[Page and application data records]
= = = =

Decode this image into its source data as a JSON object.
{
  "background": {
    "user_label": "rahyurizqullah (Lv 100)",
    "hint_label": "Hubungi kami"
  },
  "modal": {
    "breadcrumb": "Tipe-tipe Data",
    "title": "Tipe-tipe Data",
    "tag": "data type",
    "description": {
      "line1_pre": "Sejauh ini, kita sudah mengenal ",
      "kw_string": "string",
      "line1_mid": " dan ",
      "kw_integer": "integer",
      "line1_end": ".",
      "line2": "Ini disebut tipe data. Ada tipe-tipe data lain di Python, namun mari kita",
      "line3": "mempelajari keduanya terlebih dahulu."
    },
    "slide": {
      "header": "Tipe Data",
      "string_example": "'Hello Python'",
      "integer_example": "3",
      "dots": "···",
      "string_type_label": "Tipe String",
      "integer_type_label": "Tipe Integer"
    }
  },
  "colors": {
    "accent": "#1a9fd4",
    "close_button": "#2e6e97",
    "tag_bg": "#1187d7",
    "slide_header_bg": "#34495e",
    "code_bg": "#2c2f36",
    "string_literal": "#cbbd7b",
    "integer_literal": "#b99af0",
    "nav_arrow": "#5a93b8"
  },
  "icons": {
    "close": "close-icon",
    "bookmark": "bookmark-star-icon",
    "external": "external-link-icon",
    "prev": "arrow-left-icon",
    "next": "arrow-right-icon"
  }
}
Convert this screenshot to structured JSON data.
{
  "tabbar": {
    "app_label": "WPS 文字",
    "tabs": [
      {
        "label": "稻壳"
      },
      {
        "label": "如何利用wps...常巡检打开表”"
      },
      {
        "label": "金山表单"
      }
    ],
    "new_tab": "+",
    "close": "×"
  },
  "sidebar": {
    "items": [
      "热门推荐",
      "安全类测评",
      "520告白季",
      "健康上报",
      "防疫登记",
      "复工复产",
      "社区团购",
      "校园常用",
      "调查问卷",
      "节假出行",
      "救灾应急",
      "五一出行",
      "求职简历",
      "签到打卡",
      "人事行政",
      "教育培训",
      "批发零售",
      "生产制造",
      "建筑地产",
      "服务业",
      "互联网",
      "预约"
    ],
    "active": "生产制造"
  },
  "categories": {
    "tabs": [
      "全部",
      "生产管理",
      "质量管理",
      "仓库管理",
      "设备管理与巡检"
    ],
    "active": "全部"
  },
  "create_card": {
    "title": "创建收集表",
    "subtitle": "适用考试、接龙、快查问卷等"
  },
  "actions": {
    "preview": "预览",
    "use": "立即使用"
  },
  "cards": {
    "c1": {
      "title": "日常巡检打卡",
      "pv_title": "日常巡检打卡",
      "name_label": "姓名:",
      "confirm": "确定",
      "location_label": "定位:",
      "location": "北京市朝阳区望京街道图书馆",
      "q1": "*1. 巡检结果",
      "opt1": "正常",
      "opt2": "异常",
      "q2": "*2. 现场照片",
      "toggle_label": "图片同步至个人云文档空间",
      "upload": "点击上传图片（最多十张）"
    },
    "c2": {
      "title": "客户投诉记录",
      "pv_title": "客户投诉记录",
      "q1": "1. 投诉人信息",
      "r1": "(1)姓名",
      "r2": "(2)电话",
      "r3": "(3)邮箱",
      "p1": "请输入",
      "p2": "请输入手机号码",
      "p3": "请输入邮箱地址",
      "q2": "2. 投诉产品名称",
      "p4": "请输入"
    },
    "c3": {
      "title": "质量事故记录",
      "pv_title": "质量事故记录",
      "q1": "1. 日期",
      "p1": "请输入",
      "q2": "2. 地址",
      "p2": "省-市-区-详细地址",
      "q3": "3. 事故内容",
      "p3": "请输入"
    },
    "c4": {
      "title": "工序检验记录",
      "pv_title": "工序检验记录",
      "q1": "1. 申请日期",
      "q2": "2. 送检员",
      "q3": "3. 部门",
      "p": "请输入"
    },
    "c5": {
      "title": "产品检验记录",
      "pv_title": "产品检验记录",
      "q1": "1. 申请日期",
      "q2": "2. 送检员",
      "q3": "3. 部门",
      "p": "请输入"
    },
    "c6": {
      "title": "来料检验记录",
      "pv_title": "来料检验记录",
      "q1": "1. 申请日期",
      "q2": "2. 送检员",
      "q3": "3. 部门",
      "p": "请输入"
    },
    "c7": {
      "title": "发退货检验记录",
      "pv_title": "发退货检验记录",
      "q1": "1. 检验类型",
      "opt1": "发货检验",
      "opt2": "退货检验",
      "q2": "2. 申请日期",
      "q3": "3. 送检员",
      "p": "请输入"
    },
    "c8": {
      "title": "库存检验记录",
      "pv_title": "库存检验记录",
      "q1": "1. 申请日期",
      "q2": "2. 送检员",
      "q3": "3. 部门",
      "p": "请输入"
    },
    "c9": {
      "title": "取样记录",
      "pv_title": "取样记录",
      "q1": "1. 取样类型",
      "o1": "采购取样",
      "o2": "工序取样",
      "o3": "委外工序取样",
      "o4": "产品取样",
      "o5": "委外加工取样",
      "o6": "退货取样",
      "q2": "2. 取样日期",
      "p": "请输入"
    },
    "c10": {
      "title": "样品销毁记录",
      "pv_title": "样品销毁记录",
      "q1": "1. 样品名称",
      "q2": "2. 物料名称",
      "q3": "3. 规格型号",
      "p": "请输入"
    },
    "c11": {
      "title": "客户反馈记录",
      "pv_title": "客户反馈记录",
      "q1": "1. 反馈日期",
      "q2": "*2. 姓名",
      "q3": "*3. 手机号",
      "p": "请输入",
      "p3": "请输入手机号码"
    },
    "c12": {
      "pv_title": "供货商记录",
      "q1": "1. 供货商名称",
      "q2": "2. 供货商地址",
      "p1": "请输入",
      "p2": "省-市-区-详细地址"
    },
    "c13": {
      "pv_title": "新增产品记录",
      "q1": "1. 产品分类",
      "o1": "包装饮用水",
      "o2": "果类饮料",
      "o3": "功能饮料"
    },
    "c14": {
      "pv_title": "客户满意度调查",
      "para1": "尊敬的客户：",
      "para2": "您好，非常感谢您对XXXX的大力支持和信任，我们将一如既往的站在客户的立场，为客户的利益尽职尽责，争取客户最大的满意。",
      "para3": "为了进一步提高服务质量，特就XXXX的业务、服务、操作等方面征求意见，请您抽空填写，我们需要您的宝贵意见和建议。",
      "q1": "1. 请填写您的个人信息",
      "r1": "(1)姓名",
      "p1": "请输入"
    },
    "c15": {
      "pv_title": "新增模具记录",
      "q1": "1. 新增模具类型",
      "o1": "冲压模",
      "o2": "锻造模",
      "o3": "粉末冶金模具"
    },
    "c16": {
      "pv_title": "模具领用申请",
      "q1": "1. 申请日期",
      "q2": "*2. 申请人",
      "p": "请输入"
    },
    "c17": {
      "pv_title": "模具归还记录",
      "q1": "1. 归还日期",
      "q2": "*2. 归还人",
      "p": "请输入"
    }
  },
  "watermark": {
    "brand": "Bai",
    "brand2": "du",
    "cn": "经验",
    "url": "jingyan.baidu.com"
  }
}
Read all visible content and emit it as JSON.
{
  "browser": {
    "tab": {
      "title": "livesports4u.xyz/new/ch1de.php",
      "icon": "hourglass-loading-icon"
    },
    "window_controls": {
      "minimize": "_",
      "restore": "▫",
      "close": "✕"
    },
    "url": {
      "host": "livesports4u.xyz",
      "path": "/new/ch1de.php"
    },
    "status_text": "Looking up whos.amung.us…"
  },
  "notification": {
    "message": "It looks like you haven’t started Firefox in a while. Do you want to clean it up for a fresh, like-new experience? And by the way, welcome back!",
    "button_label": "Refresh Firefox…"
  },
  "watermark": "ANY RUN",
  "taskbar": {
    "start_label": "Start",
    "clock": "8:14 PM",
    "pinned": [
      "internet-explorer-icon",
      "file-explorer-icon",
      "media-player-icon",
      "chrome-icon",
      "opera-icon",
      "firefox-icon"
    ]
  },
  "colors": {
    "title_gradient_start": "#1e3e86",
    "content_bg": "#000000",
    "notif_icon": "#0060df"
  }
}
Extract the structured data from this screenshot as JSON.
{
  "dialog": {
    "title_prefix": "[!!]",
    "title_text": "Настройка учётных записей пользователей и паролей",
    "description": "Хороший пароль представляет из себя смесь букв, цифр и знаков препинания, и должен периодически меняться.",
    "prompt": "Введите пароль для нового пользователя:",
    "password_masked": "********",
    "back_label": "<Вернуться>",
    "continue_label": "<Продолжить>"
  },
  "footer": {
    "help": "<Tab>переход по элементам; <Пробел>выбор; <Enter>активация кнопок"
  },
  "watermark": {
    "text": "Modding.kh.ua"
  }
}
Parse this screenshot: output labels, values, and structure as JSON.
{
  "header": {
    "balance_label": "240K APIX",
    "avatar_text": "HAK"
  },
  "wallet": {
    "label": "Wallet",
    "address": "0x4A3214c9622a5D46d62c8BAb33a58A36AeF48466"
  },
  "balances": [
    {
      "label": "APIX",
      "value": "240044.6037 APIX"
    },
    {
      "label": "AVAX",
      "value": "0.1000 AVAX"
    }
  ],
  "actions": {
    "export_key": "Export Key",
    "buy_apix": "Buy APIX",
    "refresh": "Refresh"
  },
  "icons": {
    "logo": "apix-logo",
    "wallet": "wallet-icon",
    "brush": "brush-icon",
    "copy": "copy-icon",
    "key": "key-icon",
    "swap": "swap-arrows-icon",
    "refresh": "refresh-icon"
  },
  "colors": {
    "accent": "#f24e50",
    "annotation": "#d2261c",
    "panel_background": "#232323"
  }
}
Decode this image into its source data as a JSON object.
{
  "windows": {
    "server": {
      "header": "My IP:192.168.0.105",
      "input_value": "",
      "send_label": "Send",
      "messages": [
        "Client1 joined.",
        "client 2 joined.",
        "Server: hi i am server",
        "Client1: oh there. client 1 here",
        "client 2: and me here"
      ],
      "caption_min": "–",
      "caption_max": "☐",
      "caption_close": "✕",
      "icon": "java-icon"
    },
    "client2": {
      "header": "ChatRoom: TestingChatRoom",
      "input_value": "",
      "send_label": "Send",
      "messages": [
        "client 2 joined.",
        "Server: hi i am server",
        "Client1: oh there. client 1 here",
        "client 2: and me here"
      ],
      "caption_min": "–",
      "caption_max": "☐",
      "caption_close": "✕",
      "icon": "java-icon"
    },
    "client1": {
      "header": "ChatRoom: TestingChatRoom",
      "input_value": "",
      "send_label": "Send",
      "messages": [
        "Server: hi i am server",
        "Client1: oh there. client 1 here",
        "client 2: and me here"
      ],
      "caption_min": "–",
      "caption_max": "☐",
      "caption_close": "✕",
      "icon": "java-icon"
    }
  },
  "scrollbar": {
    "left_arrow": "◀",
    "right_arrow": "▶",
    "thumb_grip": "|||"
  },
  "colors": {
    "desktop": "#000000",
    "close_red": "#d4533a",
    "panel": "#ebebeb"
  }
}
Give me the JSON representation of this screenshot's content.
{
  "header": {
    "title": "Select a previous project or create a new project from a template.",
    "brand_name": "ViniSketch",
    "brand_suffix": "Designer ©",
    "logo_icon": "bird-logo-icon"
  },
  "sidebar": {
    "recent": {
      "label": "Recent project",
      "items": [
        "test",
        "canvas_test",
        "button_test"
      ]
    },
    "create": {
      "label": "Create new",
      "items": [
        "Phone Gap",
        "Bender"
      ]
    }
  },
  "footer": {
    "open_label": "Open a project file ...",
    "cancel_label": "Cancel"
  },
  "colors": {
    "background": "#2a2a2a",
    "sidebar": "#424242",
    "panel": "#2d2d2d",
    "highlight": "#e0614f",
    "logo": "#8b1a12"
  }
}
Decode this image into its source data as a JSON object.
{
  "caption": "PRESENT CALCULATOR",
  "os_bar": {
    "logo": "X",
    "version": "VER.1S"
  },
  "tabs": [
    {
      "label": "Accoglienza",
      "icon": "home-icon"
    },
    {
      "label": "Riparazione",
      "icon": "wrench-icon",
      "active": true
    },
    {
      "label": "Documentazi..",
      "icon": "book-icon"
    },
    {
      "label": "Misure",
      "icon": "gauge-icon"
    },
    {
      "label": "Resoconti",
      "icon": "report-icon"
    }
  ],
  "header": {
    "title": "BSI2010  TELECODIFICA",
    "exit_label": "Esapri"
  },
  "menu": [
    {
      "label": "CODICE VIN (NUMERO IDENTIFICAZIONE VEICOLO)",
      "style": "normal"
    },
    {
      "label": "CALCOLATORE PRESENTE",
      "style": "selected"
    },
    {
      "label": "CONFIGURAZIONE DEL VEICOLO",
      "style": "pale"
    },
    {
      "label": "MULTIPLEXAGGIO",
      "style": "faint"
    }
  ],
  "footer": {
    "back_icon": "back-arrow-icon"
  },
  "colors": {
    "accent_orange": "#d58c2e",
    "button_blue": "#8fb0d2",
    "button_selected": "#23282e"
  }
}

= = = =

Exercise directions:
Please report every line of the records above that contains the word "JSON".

Response to this exercise:
Decode this image into its source data as a JSON object.
Convert this screenshot to structured JSON data.
Read all visible content and emit it as JSON.
Extract the structured data from this screenshot as JSON.
Parse this screenshot: output labels, values, and structure as JSON.
Decode this image into its source data as a JSON object.
Give me the JSON representation of this screenshot's content.
Decode this image into its source data as a JSON object.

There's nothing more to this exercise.